WASHINGTON — The Pentagon’s clearinghouse on artificial intelligence is set to deliver a new tool to special operators to conduct psychological operations in near-real time in the information environment.
The tool, called Entropy, is meant to reduce the cognitive burden on personnel performing military information support operations, an official said during a virtual presentation on Sept. 10 during the Department of Defense AI Symposium.
In its simplest form, Entropy, under development by the Joint AI Center, will ingest data streams consisting of both text and video from what the military calls the information environment, or more commonly the internet, and provide the operators with summaries of trends based on the information.
This is what officials described as the passive portion. An active portion, which is still under consideration, would build upon the passive component by taking the topics identified, feeding them into a language model, and downselecting messages for the team to review and score. This would help train the algorithm to improve. This version would also push those messages into the information environment.
Given the pace of information in today’s environment, operators need to be able to ingest content and rapidly respond with counter messages or shaping messages of their own. Entropy seeks to facilitate forces to compete in this dynamic environment in near-real time.
“As we look at the ability to influence and shape in this environment, we’re going to have to have artificial intelligence and machine-learning tools, specifically for information ops that hit a very broad portfolio,” Gen. Richard Clarke, the head of of Special Operations Command, said at the Special Operations Forces Industry Conference in May.
“We’re going to have to understand how the adversary is thinking, how the population is thinking, and work in these spaces in time of relevance. If you’re not at speed, you won’t be relevant," Clarke added. "What we need is adapting data tech that will actually work in this space and we can use it for our organization.”
A minimum viable product for Entropy has already been built and is undergoing testing. The system was designed for Special Operations Command Pacific and focuses on three languages: Tagalog, Mandarin and English.

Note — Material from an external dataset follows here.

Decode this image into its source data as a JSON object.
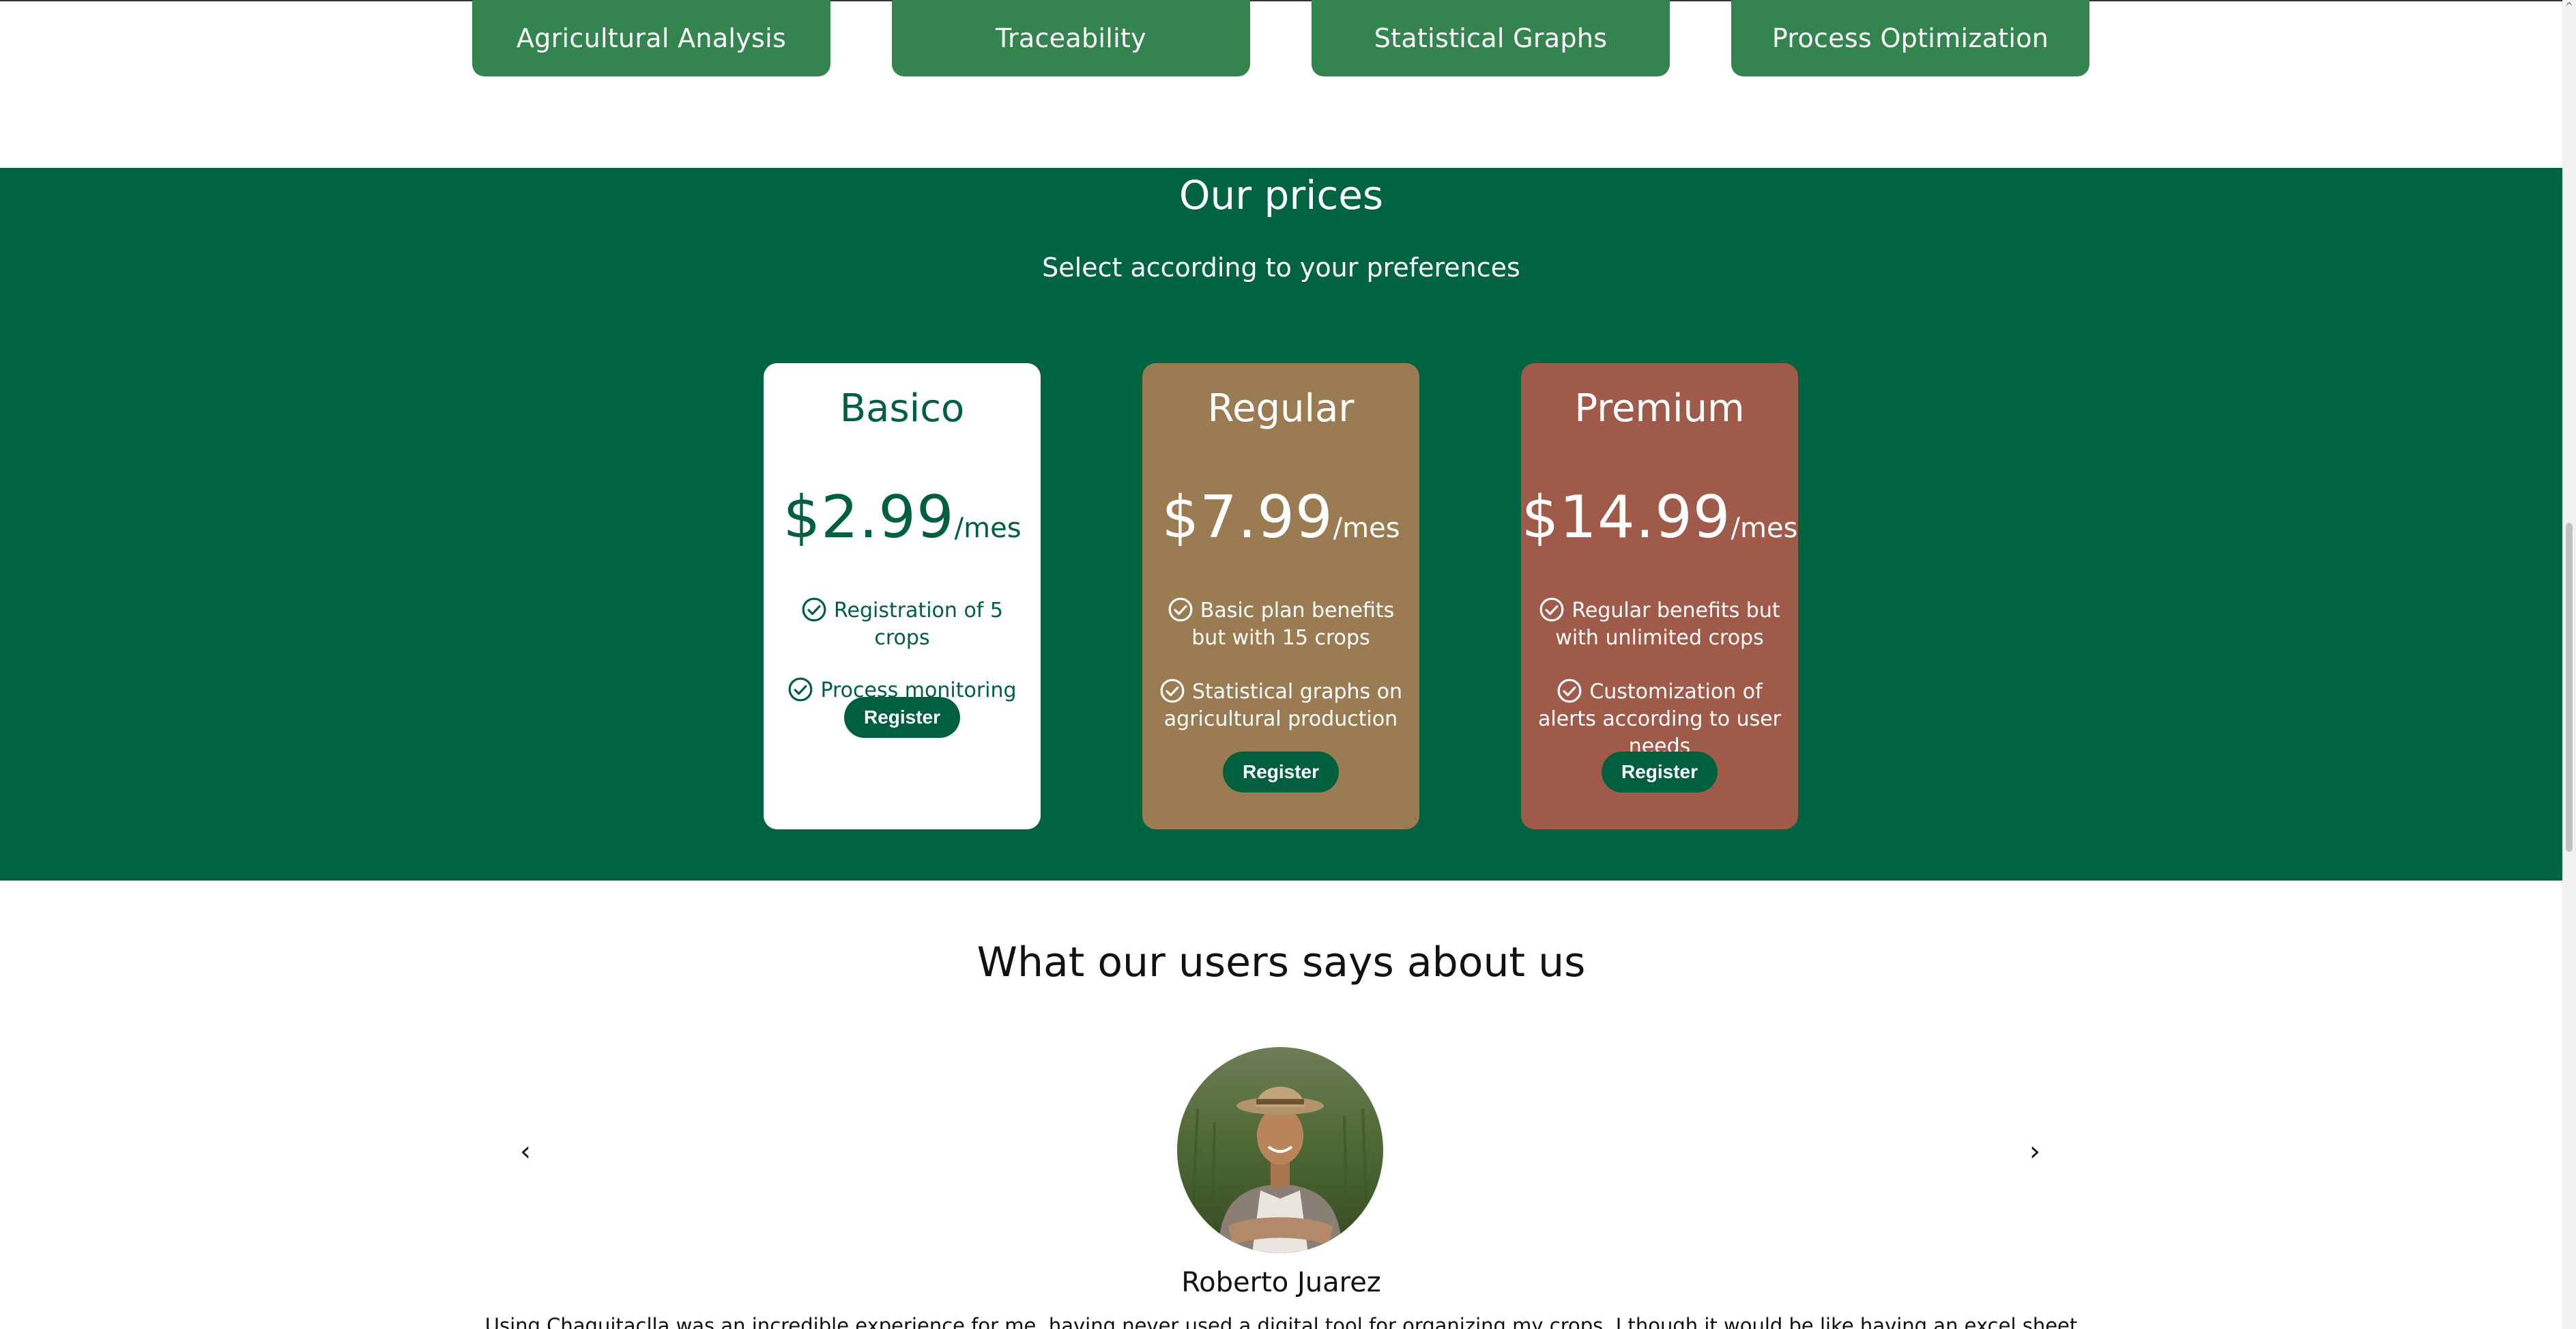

Officials said it could be deployed to another region, but it would require language retraining.
The architecture also allows for third-party integration into commercial or government-built platforms, according to the presentation at the AI Syposium.
The Entropy project is part of the Joint AI Center’s newest pillar, dubbed Joint Information Warfare. Previously, this was the national cyber mission initiative, but has now expanded to include information operations and electronic warfare.

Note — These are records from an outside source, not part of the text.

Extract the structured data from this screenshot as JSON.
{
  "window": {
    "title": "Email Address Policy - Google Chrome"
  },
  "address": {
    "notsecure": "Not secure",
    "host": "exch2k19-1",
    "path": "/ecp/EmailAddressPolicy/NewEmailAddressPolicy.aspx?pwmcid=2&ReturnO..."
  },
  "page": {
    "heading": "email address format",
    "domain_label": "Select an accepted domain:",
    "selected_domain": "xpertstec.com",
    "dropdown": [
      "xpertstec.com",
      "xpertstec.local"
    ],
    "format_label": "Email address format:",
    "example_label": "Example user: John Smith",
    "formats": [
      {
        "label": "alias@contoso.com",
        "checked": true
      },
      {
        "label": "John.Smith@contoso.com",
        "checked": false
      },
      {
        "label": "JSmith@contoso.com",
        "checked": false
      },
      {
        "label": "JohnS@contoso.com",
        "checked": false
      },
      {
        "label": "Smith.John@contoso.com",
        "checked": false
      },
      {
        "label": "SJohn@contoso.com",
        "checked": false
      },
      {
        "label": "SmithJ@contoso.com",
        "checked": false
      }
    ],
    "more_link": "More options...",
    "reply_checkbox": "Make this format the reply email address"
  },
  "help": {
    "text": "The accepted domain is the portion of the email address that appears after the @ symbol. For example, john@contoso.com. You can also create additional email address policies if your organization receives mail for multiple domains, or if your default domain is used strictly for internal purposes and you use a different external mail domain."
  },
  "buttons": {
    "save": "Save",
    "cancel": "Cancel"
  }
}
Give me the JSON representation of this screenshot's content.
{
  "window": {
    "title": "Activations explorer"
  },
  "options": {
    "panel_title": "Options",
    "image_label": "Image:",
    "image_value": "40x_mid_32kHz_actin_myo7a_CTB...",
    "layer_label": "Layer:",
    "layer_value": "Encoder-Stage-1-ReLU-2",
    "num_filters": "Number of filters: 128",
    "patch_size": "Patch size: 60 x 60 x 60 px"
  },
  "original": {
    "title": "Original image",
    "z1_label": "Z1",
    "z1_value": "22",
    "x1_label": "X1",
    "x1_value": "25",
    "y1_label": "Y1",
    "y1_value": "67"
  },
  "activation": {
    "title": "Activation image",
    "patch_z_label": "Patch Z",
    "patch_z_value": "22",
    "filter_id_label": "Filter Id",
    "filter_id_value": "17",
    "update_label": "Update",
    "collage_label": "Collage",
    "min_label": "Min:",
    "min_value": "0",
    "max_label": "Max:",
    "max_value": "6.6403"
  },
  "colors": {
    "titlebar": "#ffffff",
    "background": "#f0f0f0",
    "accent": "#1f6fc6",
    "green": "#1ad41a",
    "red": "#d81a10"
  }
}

It’s unclear what electronic warfare efforts have taken place under Joint Information Warfare, but previously artificial intelligence and machine-learning initiatives in the electronic warfare space across the DoD have zeroed in on faster signal classification and improving the department’s understanding of the electromagnetic spectrum for operational planning.
Joint Information Warfare’s goals are to provide “AI-enabled information solutions to DoD and the joint force that will contribute to information advantage in all domains and the EMS through assurance, resilience, flexibility and security,” according to the presentation.
“Externally, our biggest challenge is the scope of our mission space; cyber, IO and EW each represent large joint disciplines. Clearly understanding the needs of each community and, more importantly, identifying where AI can have a mission impact is critical to our success,” said Col. Pete Tortorici, director of the new pillar.
Mark Pomerleau is a reporter for C4ISRNET, covering information warfare and cyberspace.